Hyperinflation that has escalated since the 2013 election of Venezuelan President Nicolas Maduro has caused a mass exodus of citizens. Colombia estimates that 600,000 Venezuelans have entered Colombia in the last 10 months, and many will continue on to other countries, Ambassador Camilo Reyes said. Former Bolivian President Jorge Quiroga added that the number of refugees fleeing Venezuela is the largest in the world, with more leaving the country than those leaving Syria.

“We’re short of time,” Reyes said. “The international community has to react immediately.”

Since Maduro was elected, the economy and quality of life has declined in Venezuela. The child malnutrition rate has reached 11.4 percent, and 85 percent of Venezuelans who seek medical care cannot get it or afford it, Reyes said. He added that the cost of food has increased 343 percent and inflation reached 189 percent.

“It is a country that has absolutely everything,” Quiroga said. “And in the midst of the best oil prices probably ever, to destroy the country to the degree that it has happened requires truly magic – it’s the Midas touch in reverse.”

The coalition of opposition parties in Venezuela, known as Democratic Unity, announced Tuesday that they will not participate in the presidential election set for April 22, which they say unfairly favors Maduro. Quiroga said that Maduro deliberately scheduled the election to coincide with presidential elections in Colombia, Brazil and Mexico.

On Feb. 13, the Lima Group, an international body formed in August by Latin American nations and Canada, declared its opposition to the election date set by the National Electoral Council of Venezuela, saying it comes too soon for the country to organize a properly free election. It also declared that Venezuela must free jailed members of Democratic Unity and relieve restrictions on the parties.

“If we’re picking and choosing who our opponents are, and not even saying, ‘You can participate,’ but putting you in jail, I think that’s a far cry from a free election,” said Gerardo de Icaza, acting secretary at the Organization of American States, an international organization chartered in 1948 to promote security and development in the Americas.
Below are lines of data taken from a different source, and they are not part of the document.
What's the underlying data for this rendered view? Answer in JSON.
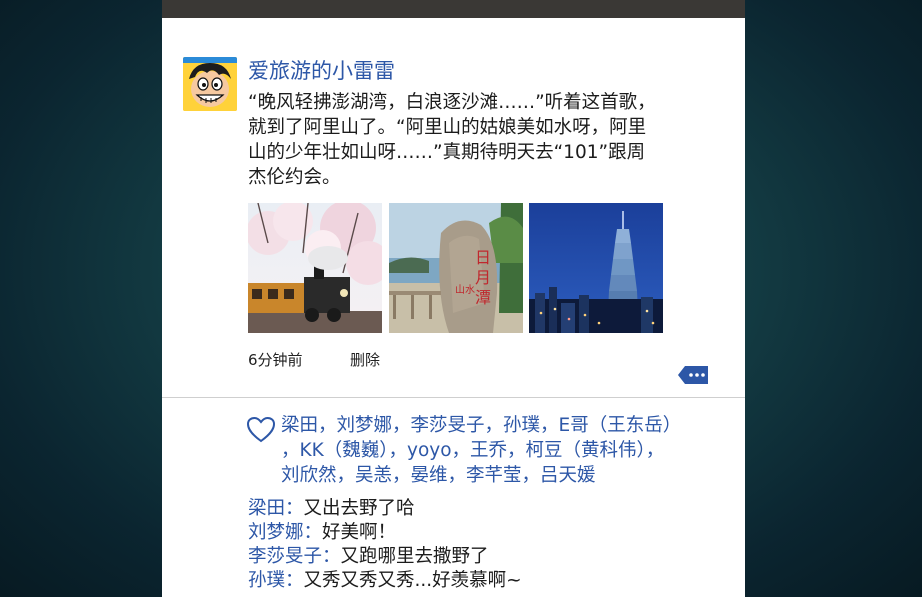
{
  "post": {
    "username": "爱旅游的小雷雷",
    "text_lines": [
      "“晚风轻拂澎湖湾，白浪逐沙滩……”听着这首歌，",
      "就到了阿里山了。“阿里山的姑娘美如水呀，阿里",
      "山的少年壮如山呀……”真期待明天去“101”跟周",
      "杰伦约会。"
    ],
    "time": "6分钟前",
    "delete_label": "删除",
    "photos": [
      "alishan-train-photo",
      "sun-moon-lake-stone-photo",
      "taipei-101-night-photo"
    ]
  },
  "likes": {
    "lines": [
      "梁田，刘梦娜，李莎旻子，孙璞，E哥（王东岳）",
      "，KK（魏巍），yoyo，王乔，柯豆（黄科伟），",
      "刘欣然，吴恙，晏维，李芊莹，吕天媛"
    ]
  },
  "comments": [
    {
      "user": "梁田",
      "sep": "：",
      "text": "又出去野了哈"
    },
    {
      "user": "刘梦娜",
      "sep": "：",
      "text": "好美啊！"
    },
    {
      "user": "李莎旻子",
      "sep": "：",
      "text": "又跑哪里去撒野了"
    },
    {
      "user": "孙璞",
      "sep": "：",
      "text": "又秀又秀又秀...好羡慕啊~"
    }
  ],
  "colors": {
    "link_blue": "#2d57a7",
    "text": "#1c1c1c"
  }
}
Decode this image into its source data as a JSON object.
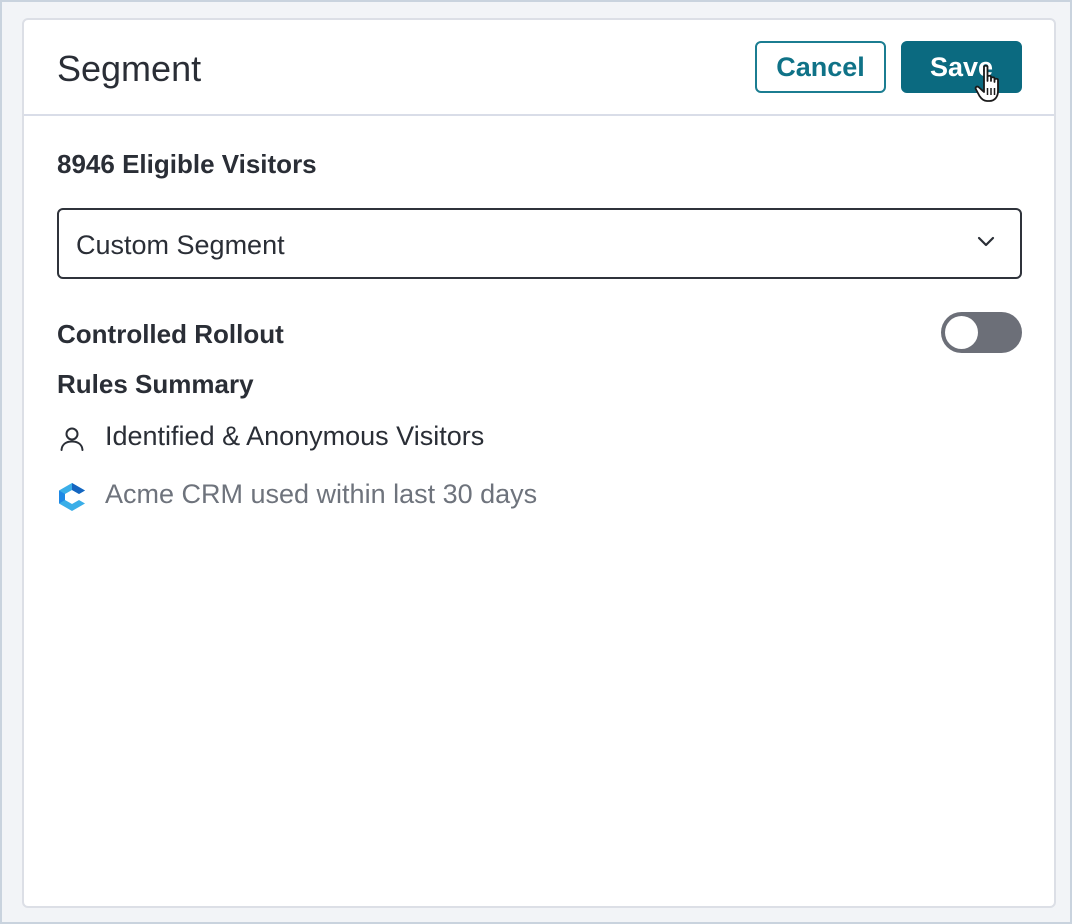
{
  "header": {
    "title": "Segment",
    "cancel_label": "Cancel",
    "save_label": "Save"
  },
  "eligible_visitors": "8946 Eligible Visitors",
  "segment_select": {
    "selected": "Custom Segment"
  },
  "controlled_rollout": {
    "label": "Controlled Rollout",
    "enabled": false
  },
  "rules_summary": {
    "heading": "Rules Summary",
    "rules": [
      {
        "icon": "person-icon",
        "text": "Identified & Anonymous Visitors"
      },
      {
        "icon": "acme-crm-logo-icon",
        "text": "Acme CRM used within last 30 days"
      }
    ]
  },
  "colors": {
    "primary": "#0b6a80",
    "primary_text": "#0f7287",
    "toggle_off": "#6c6f78",
    "text": "#2a2e36",
    "muted_text": "#6e737c",
    "crm_logo_light": "#3aaee8",
    "crm_logo_dark": "#1565c0"
  }
}
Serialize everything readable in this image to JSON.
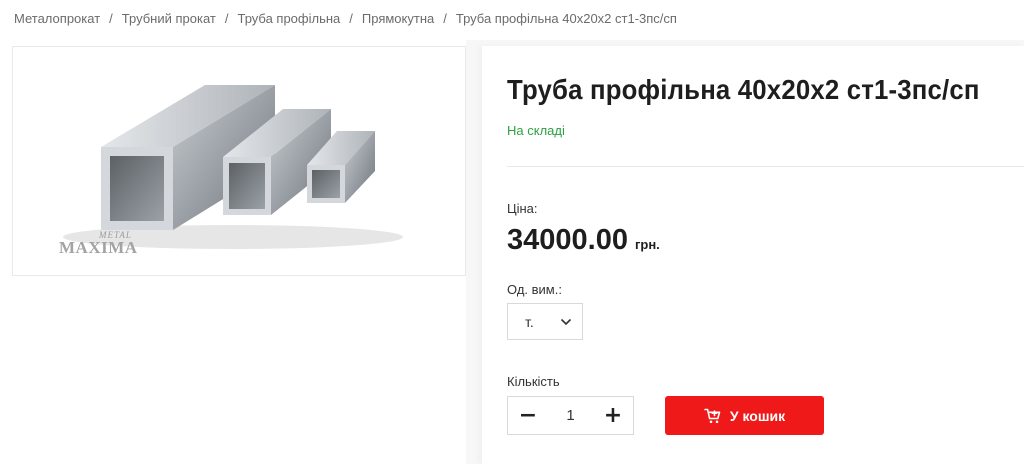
{
  "breadcrumb": [
    {
      "label": "Металопрокат"
    },
    {
      "label": "Трубний прокат"
    },
    {
      "label": "Труба профільна"
    },
    {
      "label": "Прямокутна"
    },
    {
      "label": "Труба профільна 40х20х2 ст1-3пс/сп"
    }
  ],
  "breadcrumb_separator": "/",
  "gallery": {
    "image_icon": "rectangular-steel-tubes-image",
    "watermark_top": "METAL",
    "watermark_bottom": "MAXIMA"
  },
  "product": {
    "title": "Труба профільна 40х20х2 ст1-3пс/сп",
    "stock_status": "На складі",
    "price_label": "Ціна:",
    "price_value": "34000.00",
    "currency": "грн.",
    "unit_label": "Од. вим.:",
    "unit_selected": "т.",
    "quantity_label": "Кількість",
    "quantity_value": "1",
    "minus_symbol": "−",
    "plus_symbol": "+",
    "cart_button_label": "У кошик"
  },
  "colors": {
    "accent_red": "#f01919",
    "stock_green": "#2ea043",
    "text_dark": "#1e1e1e",
    "breadcrumb_gray": "#6b6b6b"
  }
}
Mass protests erupted in the country last year after the Venezuelan Supreme Court ruled to take legislative power away from the congress, which the Democratic Unity parties controlled.

“I had said to many observers, outsiders, and many Venezuelans as well, ‘Be careful not to underestimate this government and its capacity to respond to the challenges to it,’” said Jennifer McCoy, professor of political science at Georgia State University. “But I also underestimated this government, not in its capacity to survive, but in how far it would be willing to go to bring the country down into misery,”

Despite the economic and diplomatic crises, Venezuelan support for Maduro is surprisingly high considering the economic and humanitarian hardships, according to the Atlantic Council. In a poll of Venezuelan citizens published on its website Wednesday, 31 percent of those surveyed gave Maduro a positive job approval rating. In the same poll, 44 percent answered negatively about the U.S.’s sanctions on Venezuelan public officials.

Quiroga said the international community must do everything possible to stop the humanitarian and political crisis in Venezuela. He outlined a plan including further sanctions and seizures of Venezuelan assets abroad, referrals to the International Criminal Court, diplomatic efforts and acceptance of immigrants by other countries.

The Dominican Republic hosted negotiations between the government and opposition parties in December and January, but no deal came out of those talks.

“The government and the opposition go to speak to each other, but they don’t really want to be there,” said Luis Enrique Lander, director of the Venezuelan Electoral Observatory.

Despite the failure of the recent negotiations, there is a possibility, if slim, that Maduro will use a victory in the April 22 elections to leverage a better deal with Democratic Unity, McCoy said.

“We have to continue looking at negotiations as a route forward,” McCoy added. “Internationally and nationally, looking for new possibilities for negotiations over policies, over the institutions, over future elections, or over some kind of a transitional government, which would be—in my mind—the best route forward, should continue to be on the table.”

Watch the full discussion here: